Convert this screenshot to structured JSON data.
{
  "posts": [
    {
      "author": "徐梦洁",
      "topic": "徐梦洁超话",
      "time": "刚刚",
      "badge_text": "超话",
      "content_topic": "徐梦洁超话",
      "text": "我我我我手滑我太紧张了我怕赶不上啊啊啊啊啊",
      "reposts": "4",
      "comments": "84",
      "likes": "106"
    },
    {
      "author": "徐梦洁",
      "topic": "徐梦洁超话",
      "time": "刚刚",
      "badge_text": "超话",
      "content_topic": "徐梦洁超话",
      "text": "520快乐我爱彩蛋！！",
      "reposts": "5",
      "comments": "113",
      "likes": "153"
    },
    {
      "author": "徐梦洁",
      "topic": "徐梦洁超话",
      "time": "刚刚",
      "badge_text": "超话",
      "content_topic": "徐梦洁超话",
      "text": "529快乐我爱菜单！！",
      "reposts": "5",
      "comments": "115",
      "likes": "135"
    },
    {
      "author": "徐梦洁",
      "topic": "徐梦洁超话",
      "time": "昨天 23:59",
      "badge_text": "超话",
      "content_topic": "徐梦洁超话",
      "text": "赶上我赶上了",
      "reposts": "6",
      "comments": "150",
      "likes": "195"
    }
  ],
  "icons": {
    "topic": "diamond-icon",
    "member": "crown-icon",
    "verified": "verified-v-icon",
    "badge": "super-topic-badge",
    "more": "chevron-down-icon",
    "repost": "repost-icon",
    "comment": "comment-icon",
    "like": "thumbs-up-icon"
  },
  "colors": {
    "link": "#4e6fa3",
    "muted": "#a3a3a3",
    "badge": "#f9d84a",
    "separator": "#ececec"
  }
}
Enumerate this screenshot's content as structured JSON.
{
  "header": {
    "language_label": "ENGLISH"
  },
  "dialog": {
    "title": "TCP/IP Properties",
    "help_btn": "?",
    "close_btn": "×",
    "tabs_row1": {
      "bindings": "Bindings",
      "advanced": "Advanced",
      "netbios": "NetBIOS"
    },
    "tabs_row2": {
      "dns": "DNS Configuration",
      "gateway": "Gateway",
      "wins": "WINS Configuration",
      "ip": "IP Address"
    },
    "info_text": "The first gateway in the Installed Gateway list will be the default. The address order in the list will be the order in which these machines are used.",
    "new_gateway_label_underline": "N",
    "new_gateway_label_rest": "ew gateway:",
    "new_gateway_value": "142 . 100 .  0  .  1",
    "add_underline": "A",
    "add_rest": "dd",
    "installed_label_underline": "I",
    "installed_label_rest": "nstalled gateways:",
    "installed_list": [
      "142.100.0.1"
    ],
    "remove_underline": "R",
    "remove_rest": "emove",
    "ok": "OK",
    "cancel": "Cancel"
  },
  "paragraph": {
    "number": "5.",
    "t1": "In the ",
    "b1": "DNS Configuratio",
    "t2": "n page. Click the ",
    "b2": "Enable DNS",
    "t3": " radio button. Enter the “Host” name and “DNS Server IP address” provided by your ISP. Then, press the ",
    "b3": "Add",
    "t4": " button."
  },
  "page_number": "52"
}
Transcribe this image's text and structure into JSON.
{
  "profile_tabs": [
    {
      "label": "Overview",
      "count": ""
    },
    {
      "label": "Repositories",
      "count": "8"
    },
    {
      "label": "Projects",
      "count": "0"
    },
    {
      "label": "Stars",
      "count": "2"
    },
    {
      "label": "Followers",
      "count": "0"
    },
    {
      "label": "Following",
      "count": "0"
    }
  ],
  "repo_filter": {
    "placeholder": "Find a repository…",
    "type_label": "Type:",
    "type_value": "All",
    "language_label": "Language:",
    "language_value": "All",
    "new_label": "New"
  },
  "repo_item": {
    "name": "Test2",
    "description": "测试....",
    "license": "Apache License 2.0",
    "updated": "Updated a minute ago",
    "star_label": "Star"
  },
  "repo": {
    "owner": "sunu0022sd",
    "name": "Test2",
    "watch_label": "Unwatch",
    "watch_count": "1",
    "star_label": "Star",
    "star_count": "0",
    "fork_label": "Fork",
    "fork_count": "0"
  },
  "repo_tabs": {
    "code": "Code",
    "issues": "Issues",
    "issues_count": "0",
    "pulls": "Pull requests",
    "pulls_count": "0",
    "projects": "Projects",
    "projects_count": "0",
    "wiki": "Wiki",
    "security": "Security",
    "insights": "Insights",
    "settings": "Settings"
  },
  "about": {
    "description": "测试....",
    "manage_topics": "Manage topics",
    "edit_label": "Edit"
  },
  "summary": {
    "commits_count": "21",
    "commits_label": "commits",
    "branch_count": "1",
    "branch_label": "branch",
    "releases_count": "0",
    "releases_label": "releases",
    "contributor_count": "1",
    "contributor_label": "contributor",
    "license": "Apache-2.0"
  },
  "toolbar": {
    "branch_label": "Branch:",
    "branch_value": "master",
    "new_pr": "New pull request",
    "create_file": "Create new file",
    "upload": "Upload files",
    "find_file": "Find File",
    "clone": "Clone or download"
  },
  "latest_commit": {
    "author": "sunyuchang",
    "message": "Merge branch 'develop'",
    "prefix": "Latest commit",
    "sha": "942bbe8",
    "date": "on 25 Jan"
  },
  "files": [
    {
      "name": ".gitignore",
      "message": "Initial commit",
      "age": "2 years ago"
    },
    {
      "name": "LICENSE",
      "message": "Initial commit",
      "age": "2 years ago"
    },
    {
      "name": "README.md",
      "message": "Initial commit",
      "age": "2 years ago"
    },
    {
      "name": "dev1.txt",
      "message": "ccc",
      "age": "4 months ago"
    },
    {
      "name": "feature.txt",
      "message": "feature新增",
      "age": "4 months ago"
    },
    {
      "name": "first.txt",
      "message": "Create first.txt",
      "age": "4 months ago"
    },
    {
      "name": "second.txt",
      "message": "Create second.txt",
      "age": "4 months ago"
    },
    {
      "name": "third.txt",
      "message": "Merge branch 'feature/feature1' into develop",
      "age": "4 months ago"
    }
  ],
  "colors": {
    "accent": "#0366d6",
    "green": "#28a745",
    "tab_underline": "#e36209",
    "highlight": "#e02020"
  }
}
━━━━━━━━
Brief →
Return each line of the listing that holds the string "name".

Result →
    "t3": " radio button. Enter the “Host” name and “DNS Server IP address” provided by your ISP. Then, press the ",
    "name": "Test2",
    "name": "Test2",
      "name": ".gitignore",
      "name": "LICENSE",
      "name": "README.md",
      "name": "dev1.txt",
      "name": "feature.txt",
      "name": "first.txt",
      "name": "second.txt",
      "name": "third.txt",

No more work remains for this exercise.